_WHAT YOU WILL DO_
Retype every record below exactly as it is written.

(Element data from apps and pages)
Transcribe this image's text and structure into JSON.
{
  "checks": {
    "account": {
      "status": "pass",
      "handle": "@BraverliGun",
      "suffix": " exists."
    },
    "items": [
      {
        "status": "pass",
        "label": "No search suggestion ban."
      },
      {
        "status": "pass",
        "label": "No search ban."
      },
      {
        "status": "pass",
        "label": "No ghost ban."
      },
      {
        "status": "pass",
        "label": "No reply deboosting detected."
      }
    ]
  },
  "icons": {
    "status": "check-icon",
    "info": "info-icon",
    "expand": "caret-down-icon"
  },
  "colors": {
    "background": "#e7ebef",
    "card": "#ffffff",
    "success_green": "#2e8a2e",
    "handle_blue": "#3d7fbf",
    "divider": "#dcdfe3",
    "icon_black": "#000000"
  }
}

_RESULT OF THIS EXERCISE_
Transcribe this image's text and structure into JSON.
{
  "checks": {
    "account": {
      "status": "pass",
      "handle": "@BraverliGun",
      "suffix": " exists."
    },
    "items": [
      {
        "status": "pass",
        "label": "No search suggestion ban."
      },
      {
        "status": "pass",
        "label": "No search ban."
      },
      {
        "status": "pass",
        "label": "No ghost ban."
      },
      {
        "status": "pass",
        "label": "No reply deboosting detected."
      }
    ]
  },
  "icons": {
    "status": "check-icon",
    "info": "info-icon",
    "expand": "caret-down-icon"
  },
  "colors": {
    "background": "#e7ebef",
    "card": "#ffffff",
    "success_green": "#2e8a2e",
    "handle_blue": "#3d7fbf",
    "divider": "#dcdfe3",
    "icon_black": "#000000"
  }
}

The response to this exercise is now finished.